This issue will be devoted to reviewing some of the recent new research related to CFS and fibromyalgia. In addition, I would like to report on the 2nd annual meeting of the Sonoma Working Group, which was held September 24-28, 2008 in Sonoma California. This group is composed of 30 of the world's leading CFS researchers and clinicians. Each year we are brought together to compare notes and teach each other what we've learned. We have also been offered what may be the largest CFS research grant ever given, with our instructions being to explore the causes of CFS and to determine how to address it effectively. I am honored to be the Chairman of the Protocols Committee for this study.
With 30 very bright and very opinionated CFS researchers, the sparks were flying—and everyone learned a lot! In this article, I am happy to give an overview of some of the ideas that I found to be most interesting.
Overall, there is a growing consensus that there is an energy crisis occurring in CFS and that many of the symptoms in CFS are actually the body's way of protecting itself when it can't make the energy it needs. There is also increasing agreement on hypothalamic dysfunction (like "blowing a fuse" ) being present. Research presented focused on several key areas. These included:
- The causes of the energy crisis. This included studies on the role of infections in causing or perpetuating CFS as well as carbon monoxide sensitivity being a cause in those with MCS (Multiple Chemical Sensitivity) combined with light, sound and taste sensitivity. The talks included:
- A review of mycoplasma and other antibiotic sensitive infections in CFS by Dr. Garth Nicholson.
- Dr. Liv Bode presented the research done by a pair of German scientists showing that stomach Borna virus infections are very common in CFS, and often improve with the use of an old antiviral drug called symmetrel (amantadine), which is helpful in some CFS patients.
- Professor Kenny DeMeirleir discussed the presence of Parvo virus infections in the stomach, as well as the role of bacterial bowel infections. He found that instead of the normal E.Coli bacteria present in the gut, large levels of lactic acid producing gram positive bacteria are present.
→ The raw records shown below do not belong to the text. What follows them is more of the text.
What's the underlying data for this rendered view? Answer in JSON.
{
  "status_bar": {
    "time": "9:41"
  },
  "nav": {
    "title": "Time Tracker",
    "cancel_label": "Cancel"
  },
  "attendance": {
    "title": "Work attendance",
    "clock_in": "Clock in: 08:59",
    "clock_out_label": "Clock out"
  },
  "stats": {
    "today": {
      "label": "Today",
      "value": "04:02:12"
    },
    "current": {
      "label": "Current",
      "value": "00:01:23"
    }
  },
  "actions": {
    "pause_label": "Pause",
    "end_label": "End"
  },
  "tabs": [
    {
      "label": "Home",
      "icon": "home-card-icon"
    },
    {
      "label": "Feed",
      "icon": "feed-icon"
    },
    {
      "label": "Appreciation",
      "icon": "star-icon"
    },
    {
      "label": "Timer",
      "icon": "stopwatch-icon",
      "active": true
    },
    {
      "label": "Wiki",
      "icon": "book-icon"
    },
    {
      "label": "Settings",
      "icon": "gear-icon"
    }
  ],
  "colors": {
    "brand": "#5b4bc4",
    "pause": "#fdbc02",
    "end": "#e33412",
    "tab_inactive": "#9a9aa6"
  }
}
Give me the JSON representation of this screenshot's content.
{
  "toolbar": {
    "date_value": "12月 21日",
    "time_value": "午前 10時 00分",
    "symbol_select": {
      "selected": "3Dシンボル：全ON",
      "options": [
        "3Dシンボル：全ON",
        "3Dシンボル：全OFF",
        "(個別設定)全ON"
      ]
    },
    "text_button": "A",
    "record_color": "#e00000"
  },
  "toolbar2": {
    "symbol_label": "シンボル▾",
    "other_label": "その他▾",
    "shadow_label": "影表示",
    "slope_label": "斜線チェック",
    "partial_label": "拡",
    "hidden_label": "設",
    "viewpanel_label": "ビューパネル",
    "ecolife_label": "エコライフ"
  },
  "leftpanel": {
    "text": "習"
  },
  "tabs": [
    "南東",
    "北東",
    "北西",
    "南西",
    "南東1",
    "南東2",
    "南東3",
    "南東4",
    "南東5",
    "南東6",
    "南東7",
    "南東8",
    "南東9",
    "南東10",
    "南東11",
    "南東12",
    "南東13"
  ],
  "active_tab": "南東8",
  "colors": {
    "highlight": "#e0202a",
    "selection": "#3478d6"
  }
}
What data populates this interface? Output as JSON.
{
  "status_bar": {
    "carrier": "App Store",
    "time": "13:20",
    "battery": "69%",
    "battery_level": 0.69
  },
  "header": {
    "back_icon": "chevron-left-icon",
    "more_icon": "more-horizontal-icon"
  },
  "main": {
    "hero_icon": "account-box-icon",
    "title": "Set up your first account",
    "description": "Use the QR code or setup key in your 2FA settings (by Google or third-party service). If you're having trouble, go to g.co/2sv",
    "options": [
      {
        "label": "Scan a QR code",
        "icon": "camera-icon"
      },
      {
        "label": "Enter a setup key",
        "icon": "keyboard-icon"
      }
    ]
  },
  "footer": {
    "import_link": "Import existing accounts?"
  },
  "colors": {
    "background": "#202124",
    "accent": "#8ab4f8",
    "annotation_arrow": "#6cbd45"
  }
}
- Dr. Joe Burrascano, noted Lyme disease expert, discussed the role of tick borne infections and extended antibiotic use.
- Research in patients with Multiple Chemical Sensitivity in association with light, sound and/or taste sensitivity and a specific set of facial features that may be associated with carbon monoxide poisoning (requiring specific tests and which improves after 4 months of using oxygen a few hours a day).
- What is the biochemistry that causes some people to get CFS and that causes the energy crisis in response to whatever triggered the CFS? This included work on:
- Methylation Cycle Defects—This is research presented by Dr. Neil Nathan (a superbly knowledgeable CFS specialist) showing that the theories proposed by Dr. Rich Van Konynenburg, Ph.D and Dr. Richard Deth are on the mark. Although not placebo controlled, the study suggested that a mix of nutrients supporting “Methylation” can be helpful in CFS—especially those that have failed other therapies. I will be doing an article on a simplified approach to this protocol in an upcoming newsletter.
- Oxidative stress—There appears to be difficulty handling energy production using oxygen. Work by Dr. Paul Cheney showed that oxygen is actually toxic in CFS, and that many of the changes in CFS are caused by the body adapting to protect itself against oxygen toxicity.
- Nitric Oxide (NO/ONOO cycle) issues—This is the research and theories proposed by Professor Martin Pall. Most of the therapies that would help this problem are already addressed in the “SHINE Protocol” we discuss in From Fatigued to Fantastic! (FFTF).
- Cytokine (immune chemical) abnormalities, including TGF Beta 1. This included research by Dr. Ritchie Shoemaker, who developed the neurotoxin theory of CFS discussed in FFTF. He also took on the task of keeping us all intellectually and scientifically honest during the weekend.
- The downstream effects of the energy crisis which then directly triggers symptoms. These included:
- Research by Paul Cheney on the marked heart function abnormalities seen in CFS. He uses very specialized echocardiography to measure this, and documented toxicity when given oxygen. He showed research suggesting that bison heart growth factors applied to the skin may be a very promising therapy in the future. The heart problems were largely reversible or inducible—usually within minutes—as various therapies were applied.
- I discussed hypothalamic dysfunction and the associated sleep, hormonal and autonomic dysfunctions (low blood pressure, sweating, etc.) caused by this dysfunction. This then can cause the hormonal, sleep and autonomic dysfunctions seen in CFS.
As you can see, our understanding of this illness continues to grow, offering new therapy possibilities!